- Pediatric Healthcare Services:Ensuring accessible and comprehensive healthcare services for children is paramount. This includes vaccinations, nutritional support, and specialized care for the physical and psychological well-being of children affected by conflict.
- Maternal Health Initiatives:Women, especially pregnant women, face heightened vulnerabilities during conflict and displacement. Post-war reconstruction must include initiatives to provide comprehensive maternal health services, including prenatal care, safe childbirth facilities, and postnatal support.
- Education and Awareness Programs:Empowering women and families through education and awareness programs contributes to improved health outcomes. These initiatives may focus on family planning, nutrition, and hygiene practices, fostering a culture of health and well-being within displaced communities.
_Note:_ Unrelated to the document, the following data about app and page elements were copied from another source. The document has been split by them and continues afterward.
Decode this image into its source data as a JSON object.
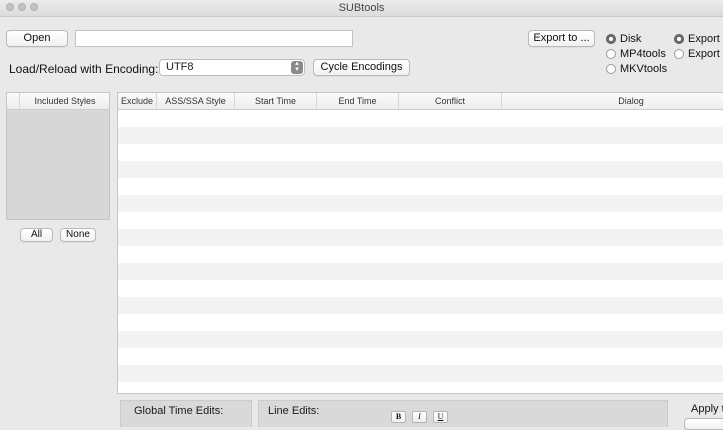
{
  "window": {
    "title": "SUBtools"
  },
  "toolbar": {
    "open_label": "Open",
    "file_path": "",
    "export_label": "Export to ...",
    "encoding_label": "Load/Reload with Encoding:",
    "encoding_value": "UTF8",
    "cycle_label": "Cycle Encodings"
  },
  "export_targets": [
    {
      "label": "Disk",
      "selected": true
    },
    {
      "label": "MP4tools",
      "selected": false
    },
    {
      "label": "MKVtools",
      "selected": false
    }
  ],
  "export_modes": [
    {
      "label": "Export a",
      "selected": true
    },
    {
      "label": "Export a",
      "selected": false
    }
  ],
  "styles_panel": {
    "header": "Included Styles",
    "all_label": "All",
    "none_label": "None"
  },
  "table": {
    "columns": [
      "Exclude",
      "ASS/SSA Style",
      "Start Time",
      "End Time",
      "Conflict",
      "Dialog"
    ],
    "rows": []
  },
  "bottom": {
    "global_time_edits": "Global Time Edits:",
    "line_edits": "Line Edits:",
    "bold": "B",
    "italic": "I",
    "underline": "U",
    "apply_label": "Apply t"
  }
}
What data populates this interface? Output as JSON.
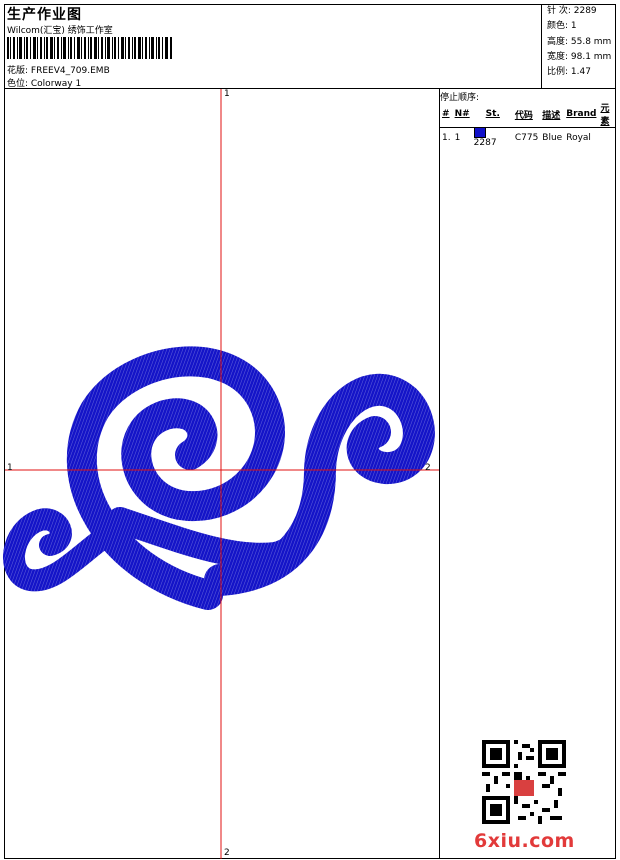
{
  "header": {
    "title": "生产作业图",
    "subtitle": "Wilcom(汇宝) 绣饰工作室",
    "design_label": "花版: FREEV4_709.EMB",
    "colorway_label": "色位: Colorway 1"
  },
  "stats": [
    {
      "label": "针 ",
      "value": "2289",
      "text": "针 次: 2289"
    },
    {
      "label": "颜色",
      "value": "1",
      "text": "颜色: 1"
    },
    {
      "label": "高度",
      "value": "55.8 mm",
      "text": "高度: 55.8 mm"
    },
    {
      "label": "宽度",
      "value": "98.1 mm",
      "text": "宽度: 98.1 mm"
    },
    {
      "label": "比例",
      "value": "1.47",
      "text": "比例: 1.47"
    }
  ],
  "stop_sequence": {
    "title": "停止顺序:",
    "headers": [
      "#",
      "N#",
      "St.",
      "代码",
      "描述",
      "Brand",
      "元素"
    ],
    "rows": [
      {
        "index": "1.",
        "needle": "1",
        "swatch_color": "#1010c8",
        "stitches": "2287",
        "code": "C775",
        "description": "Blue",
        "brand": "Royal",
        "element": ""
      }
    ]
  },
  "axis_labels": {
    "top": "1",
    "bottom": "2",
    "left": "1",
    "right": "2"
  },
  "colors": {
    "thread": "#1414c8",
    "crosshair": "#e01010",
    "watermark": "#e23a3a"
  },
  "watermark": "6xiu.com"
}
Post-war reconstruction transcends national borders, calling for a united front to heal the wounds of conflict. This section underscores the significance of global partnerships in healthcare, highlighting the pivotal roles played by international organizations, non-governmental organizations (NGOs) and Think Tanks, and donor countries in supporting and advancing healthcare initiatives.
Global health challenges demand global solutions, and international organizations stand at the forefront of collaborative efforts in post-war reconstruction. Entities such as the World Health Organization (WHO) and the International Committee of the Red Cross (ICRC) wield their expertise and influence to coordinate and guide healthcare initiatives on an international scale.
Post-war reconstruction refers to the process of rebuilding and revitalizing societies, economies, and infrastructure in the aftermath of a conflict or war. This comprehensive effort aims to restore stability, promote economic development, address social issues, and reestablish governance structures. The reconstruction process encompasses various sectors, including healthcare, education, infrastructure, and the economy, with the goal of fostering sustainable growth and resilience in societies that have been adversely affected by war.
The responsibility for rebuilding after a war is typically shared among multiple stakeholders, including the affected nation's government, international organizations, non-governmental organizations (NGOs), and donor countries. The affected government plays a central role in coordinating reconstruction efforts, implementing policies, and overseeing the restoration of essential services. International organizations, NGOs, and donor countries contribute financial aid, expertise, and resources to support the affected nation in rebuilding infrastructure, restoring basic services, and promoting long-term stability.
An example of post-conflict reconstruction is the rebuilding efforts in Bosnia and Herzegovina following the Bosnian War(1992-1995). After the conflict, the international community, including organizations like the United Nations and the European Union, played a significant role in supporting reconstruction initiatives. Efforts included rebuilding infrastructure such as bridges and roads, establishing mechanisms for transitional justice, and fostering economic development. Local and international actors collaborated to address the complex challenges of rebuilding a society torn apart by war, demonstrating the collaborative and multifaceted nature of post-conflict reconstruction.
Post-war reconstruction goes beyond rebuilding physical structures; it involves nurturing the health and well-being of societies shattered by conflict. By prioritizing healthcare infrastructure, mental health support, disease prevention, and targeted efforts for vulnerable populations, nations can embark on a pathway to healing. The journey may be long, but with concerted efforts and global collaboration, post-war reconstruction can sow the seeds of a healthier and more resilient future.